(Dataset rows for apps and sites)
=-=-=

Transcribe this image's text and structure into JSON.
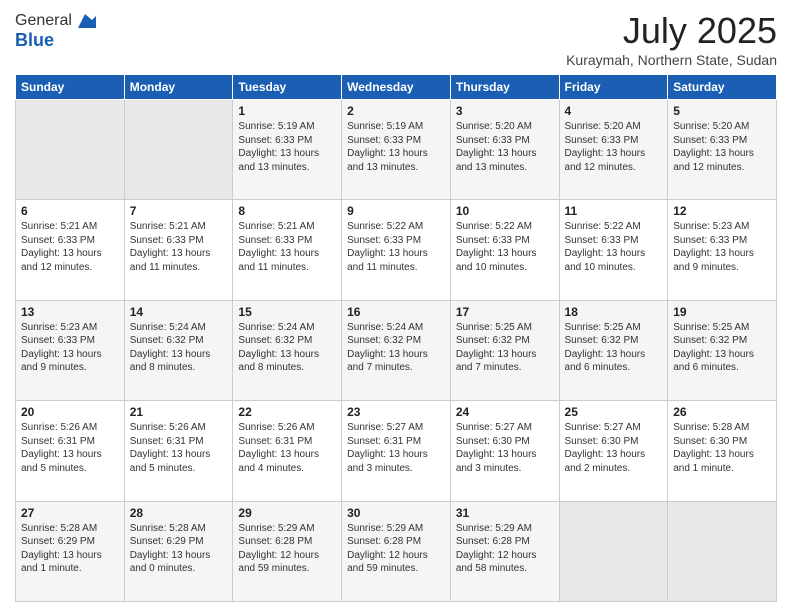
{
  "header": {
    "logo": {
      "line1": "General",
      "line2": "Blue"
    },
    "title": "July 2025",
    "subtitle": "Kuraymah, Northern State, Sudan"
  },
  "weekdays": [
    "Sunday",
    "Monday",
    "Tuesday",
    "Wednesday",
    "Thursday",
    "Friday",
    "Saturday"
  ],
  "weeks": [
    [
      {
        "day": "",
        "info": ""
      },
      {
        "day": "",
        "info": ""
      },
      {
        "day": "1",
        "info": "Sunrise: 5:19 AM\nSunset: 6:33 PM\nDaylight: 13 hours\nand 13 minutes."
      },
      {
        "day": "2",
        "info": "Sunrise: 5:19 AM\nSunset: 6:33 PM\nDaylight: 13 hours\nand 13 minutes."
      },
      {
        "day": "3",
        "info": "Sunrise: 5:20 AM\nSunset: 6:33 PM\nDaylight: 13 hours\nand 13 minutes."
      },
      {
        "day": "4",
        "info": "Sunrise: 5:20 AM\nSunset: 6:33 PM\nDaylight: 13 hours\nand 12 minutes."
      },
      {
        "day": "5",
        "info": "Sunrise: 5:20 AM\nSunset: 6:33 PM\nDaylight: 13 hours\nand 12 minutes."
      }
    ],
    [
      {
        "day": "6",
        "info": "Sunrise: 5:21 AM\nSunset: 6:33 PM\nDaylight: 13 hours\nand 12 minutes."
      },
      {
        "day": "7",
        "info": "Sunrise: 5:21 AM\nSunset: 6:33 PM\nDaylight: 13 hours\nand 11 minutes."
      },
      {
        "day": "8",
        "info": "Sunrise: 5:21 AM\nSunset: 6:33 PM\nDaylight: 13 hours\nand 11 minutes."
      },
      {
        "day": "9",
        "info": "Sunrise: 5:22 AM\nSunset: 6:33 PM\nDaylight: 13 hours\nand 11 minutes."
      },
      {
        "day": "10",
        "info": "Sunrise: 5:22 AM\nSunset: 6:33 PM\nDaylight: 13 hours\nand 10 minutes."
      },
      {
        "day": "11",
        "info": "Sunrise: 5:22 AM\nSunset: 6:33 PM\nDaylight: 13 hours\nand 10 minutes."
      },
      {
        "day": "12",
        "info": "Sunrise: 5:23 AM\nSunset: 6:33 PM\nDaylight: 13 hours\nand 9 minutes."
      }
    ],
    [
      {
        "day": "13",
        "info": "Sunrise: 5:23 AM\nSunset: 6:33 PM\nDaylight: 13 hours\nand 9 minutes."
      },
      {
        "day": "14",
        "info": "Sunrise: 5:24 AM\nSunset: 6:32 PM\nDaylight: 13 hours\nand 8 minutes."
      },
      {
        "day": "15",
        "info": "Sunrise: 5:24 AM\nSunset: 6:32 PM\nDaylight: 13 hours\nand 8 minutes."
      },
      {
        "day": "16",
        "info": "Sunrise: 5:24 AM\nSunset: 6:32 PM\nDaylight: 13 hours\nand 7 minutes."
      },
      {
        "day": "17",
        "info": "Sunrise: 5:25 AM\nSunset: 6:32 PM\nDaylight: 13 hours\nand 7 minutes."
      },
      {
        "day": "18",
        "info": "Sunrise: 5:25 AM\nSunset: 6:32 PM\nDaylight: 13 hours\nand 6 minutes."
      },
      {
        "day": "19",
        "info": "Sunrise: 5:25 AM\nSunset: 6:32 PM\nDaylight: 13 hours\nand 6 minutes."
      }
    ],
    [
      {
        "day": "20",
        "info": "Sunrise: 5:26 AM\nSunset: 6:31 PM\nDaylight: 13 hours\nand 5 minutes."
      },
      {
        "day": "21",
        "info": "Sunrise: 5:26 AM\nSunset: 6:31 PM\nDaylight: 13 hours\nand 5 minutes."
      },
      {
        "day": "22",
        "info": "Sunrise: 5:26 AM\nSunset: 6:31 PM\nDaylight: 13 hours\nand 4 minutes."
      },
      {
        "day": "23",
        "info": "Sunrise: 5:27 AM\nSunset: 6:31 PM\nDaylight: 13 hours\nand 3 minutes."
      },
      {
        "day": "24",
        "info": "Sunrise: 5:27 AM\nSunset: 6:30 PM\nDaylight: 13 hours\nand 3 minutes."
      },
      {
        "day": "25",
        "info": "Sunrise: 5:27 AM\nSunset: 6:30 PM\nDaylight: 13 hours\nand 2 minutes."
      },
      {
        "day": "26",
        "info": "Sunrise: 5:28 AM\nSunset: 6:30 PM\nDaylight: 13 hours\nand 1 minute."
      }
    ],
    [
      {
        "day": "27",
        "info": "Sunrise: 5:28 AM\nSunset: 6:29 PM\nDaylight: 13 hours\nand 1 minute."
      },
      {
        "day": "28",
        "info": "Sunrise: 5:28 AM\nSunset: 6:29 PM\nDaylight: 13 hours\nand 0 minutes."
      },
      {
        "day": "29",
        "info": "Sunrise: 5:29 AM\nSunset: 6:28 PM\nDaylight: 12 hours\nand 59 minutes."
      },
      {
        "day": "30",
        "info": "Sunrise: 5:29 AM\nSunset: 6:28 PM\nDaylight: 12 hours\nand 59 minutes."
      },
      {
        "day": "31",
        "info": "Sunrise: 5:29 AM\nSunset: 6:28 PM\nDaylight: 12 hours\nand 58 minutes."
      },
      {
        "day": "",
        "info": ""
      },
      {
        "day": "",
        "info": ""
      }
    ]
  ]
}
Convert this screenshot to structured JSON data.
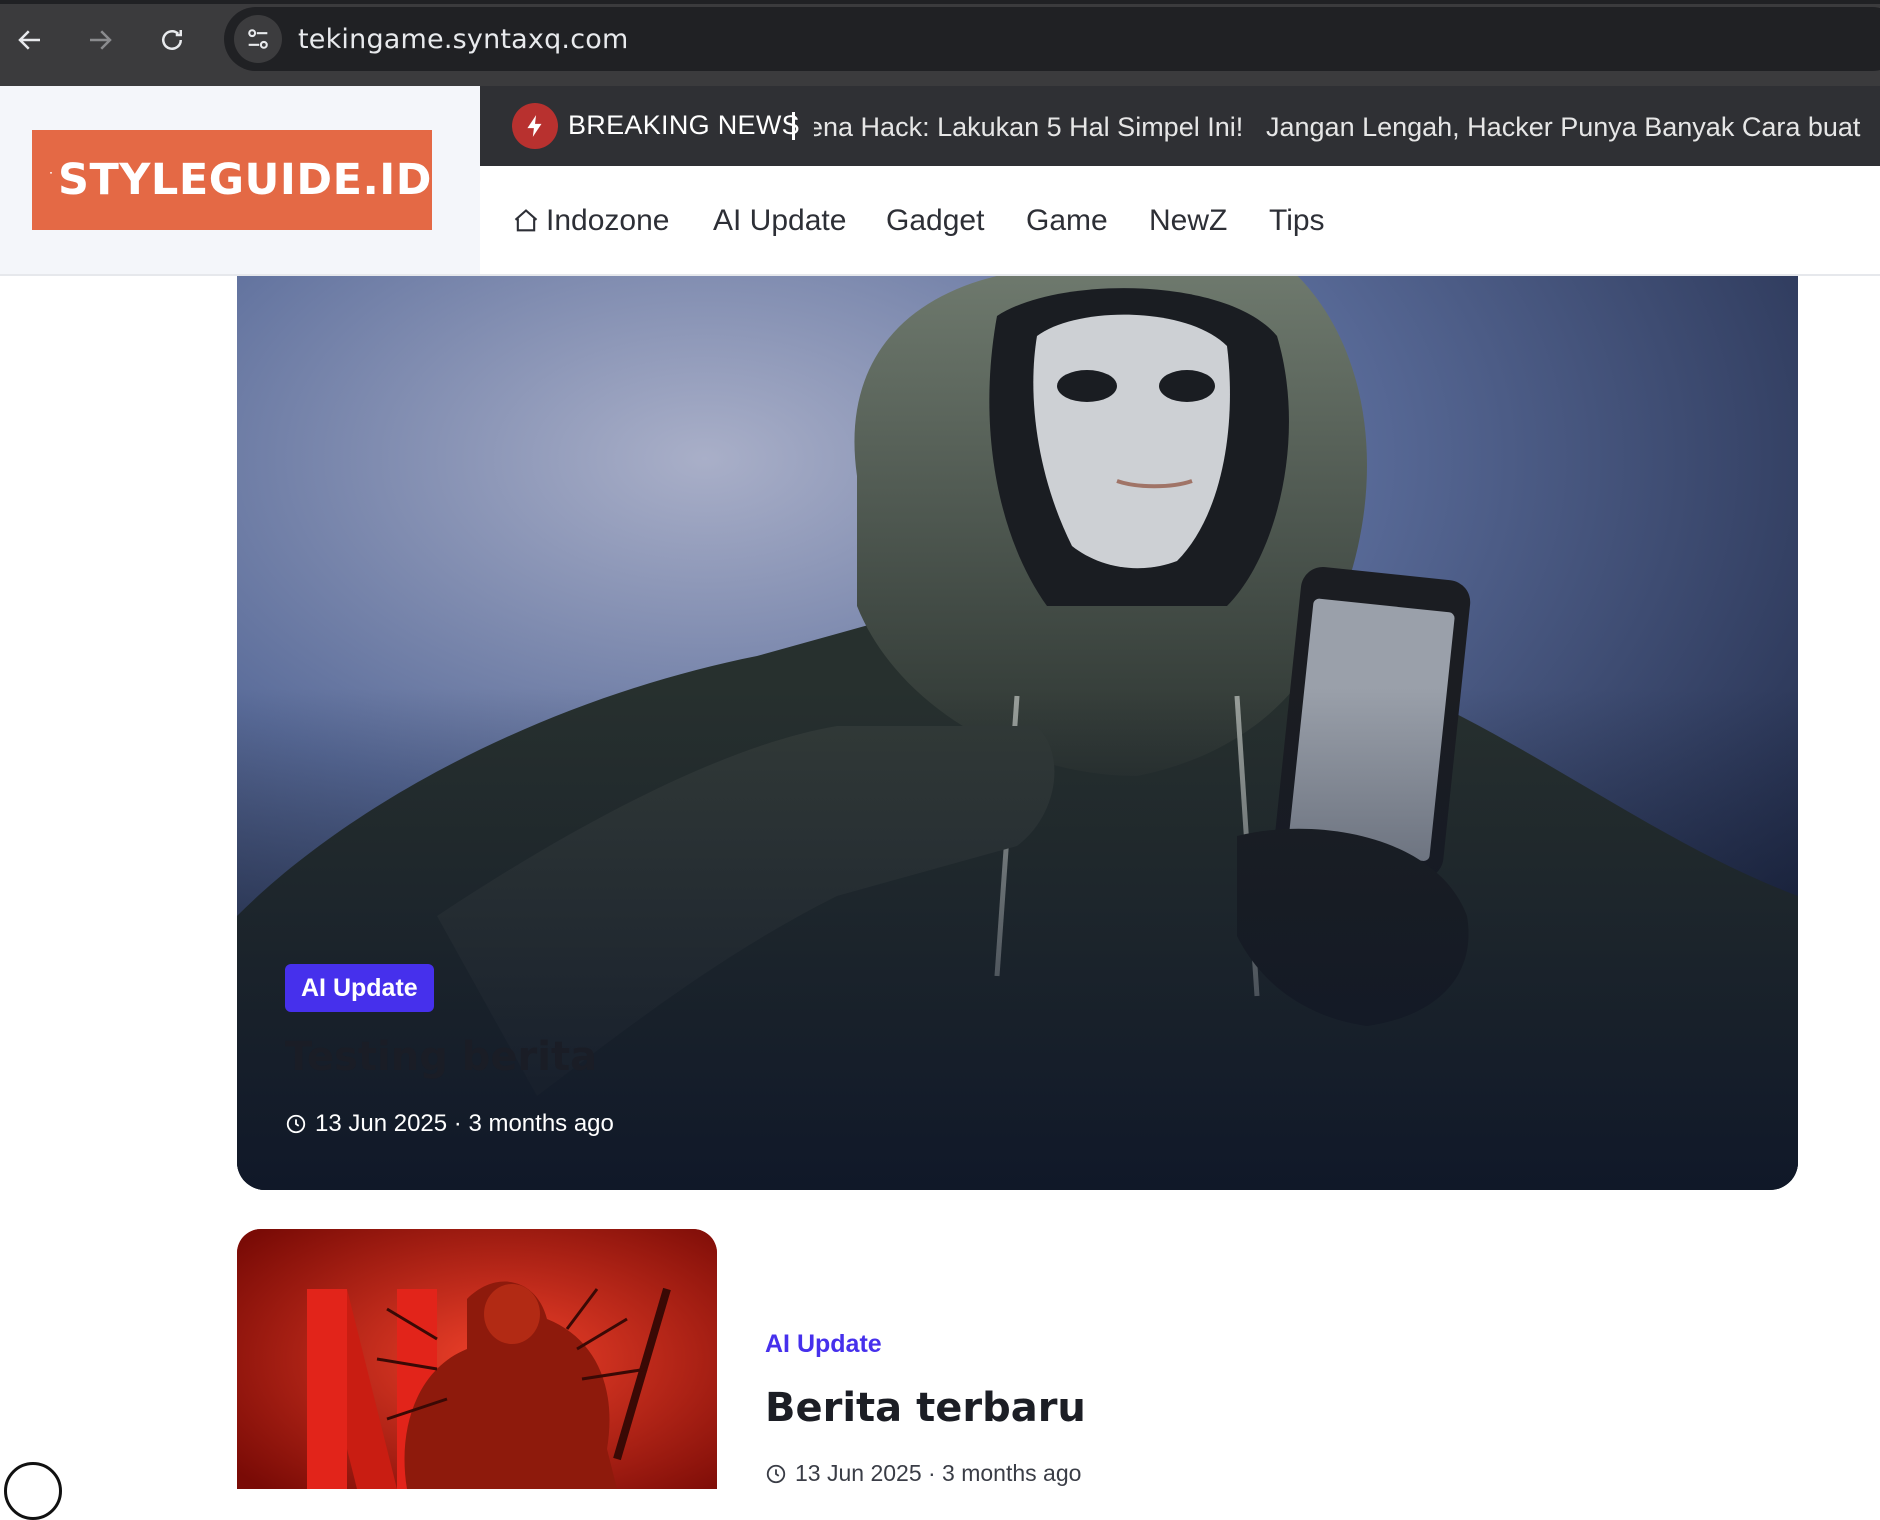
{
  "browser": {
    "url": "tekingame.syntaxq.com",
    "icons": [
      "back-arrow-icon",
      "forward-arrow-icon",
      "reload-icon",
      "site-info-icon"
    ]
  },
  "site": {
    "logo_text": "STYLEGUIDE.ID",
    "brand_color": "#e46945",
    "accent_color": "#4630ec"
  },
  "ticker": {
    "label": "BREAKING NEWS",
    "items": [
      "ena Hack: Lakukan 5 Hal Simpel Ini!",
      "Jangan Lengah, Hacker Punya Banyak Cara buat"
    ]
  },
  "menu": {
    "items": [
      "Indozone",
      "AI Update",
      "Gadget",
      "Game",
      "NewZ",
      "Tips"
    ]
  },
  "hero": {
    "category": "AI Update",
    "title": "Testing berita",
    "meta": "13 Jun 2025 · 3 months ago"
  },
  "article2": {
    "category": "AI Update",
    "title": "Berita terbaru",
    "meta": "13 Jun 2025 · 3 months ago"
  }
}
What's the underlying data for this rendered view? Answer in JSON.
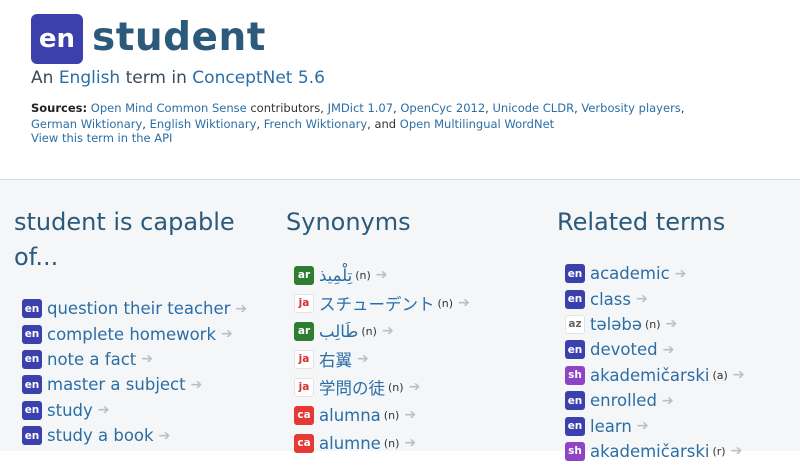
{
  "header": {
    "lang_code": "en",
    "term": "student",
    "subtitle_prefix": "An ",
    "subtitle_lang": "English",
    "subtitle_mid": " term in ",
    "subtitle_db": "ConceptNet 5.6",
    "sources_label": "Sources:",
    "sources": [
      {
        "text": "Open Mind Common Sense",
        "link": true
      },
      {
        "text": " contributors, ",
        "link": false
      },
      {
        "text": "JMDict 1.07",
        "link": true
      },
      {
        "text": ", ",
        "link": false
      },
      {
        "text": "OpenCyc 2012",
        "link": true
      },
      {
        "text": ", ",
        "link": false
      },
      {
        "text": "Unicode CLDR",
        "link": true
      },
      {
        "text": ", ",
        "link": false
      },
      {
        "text": "Verbosity players",
        "link": true
      },
      {
        "text": ", ",
        "link": false
      },
      {
        "text": "German Wiktionary",
        "link": true
      },
      {
        "text": ", ",
        "link": false
      },
      {
        "text": "English Wiktionary",
        "link": true
      },
      {
        "text": ", ",
        "link": false
      },
      {
        "text": "French Wiktionary",
        "link": true
      },
      {
        "text": ", and ",
        "link": false
      },
      {
        "text": "Open Multilingual WordNet",
        "link": true
      }
    ],
    "api_link": "View this term in the API"
  },
  "colors": {
    "en": "#3c40ad",
    "ja": "#ffffff",
    "ar": "#2e7d32",
    "ca": "#e53935",
    "az": "#ffffff",
    "sh": "#8e44c4"
  },
  "columns": [
    {
      "title": "student is capable of...",
      "items": [
        {
          "lang": "en",
          "text": "question their teacher"
        },
        {
          "lang": "en",
          "text": "complete homework"
        },
        {
          "lang": "en",
          "text": "note a fact"
        },
        {
          "lang": "en",
          "text": "master a subject"
        },
        {
          "lang": "en",
          "text": "study"
        },
        {
          "lang": "en",
          "text": "study a book"
        }
      ]
    },
    {
      "title": "Synonyms",
      "items": [
        {
          "lang": "ar",
          "text": "تِلْمِيذ",
          "pos": "(n)"
        },
        {
          "lang": "ja",
          "text": "スチューデント",
          "pos": "(n)"
        },
        {
          "lang": "ar",
          "text": "طَالِب",
          "pos": "(n)"
        },
        {
          "lang": "ja",
          "text": "右翼",
          "pos": ""
        },
        {
          "lang": "ja",
          "text": "学問の徒",
          "pos": "(n)"
        },
        {
          "lang": "ca",
          "text": "alumna",
          "pos": "(n)"
        },
        {
          "lang": "ca",
          "text": "alumne",
          "pos": "(n)"
        }
      ]
    },
    {
      "title": "Related terms",
      "items": [
        {
          "lang": "en",
          "text": "academic",
          "pos": ""
        },
        {
          "lang": "en",
          "text": "class",
          "pos": ""
        },
        {
          "lang": "az",
          "text": "tələbə",
          "pos": "(n)"
        },
        {
          "lang": "en",
          "text": "devoted",
          "pos": ""
        },
        {
          "lang": "sh",
          "text": "akademičarski",
          "pos": "(a)"
        },
        {
          "lang": "en",
          "text": "enrolled",
          "pos": ""
        },
        {
          "lang": "en",
          "text": "learn",
          "pos": ""
        },
        {
          "lang": "sh",
          "text": "akademičarski",
          "pos": "(r)"
        }
      ]
    }
  ],
  "arrow": "➔"
}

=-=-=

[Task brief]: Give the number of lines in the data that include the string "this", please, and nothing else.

[Completed exercise]: 4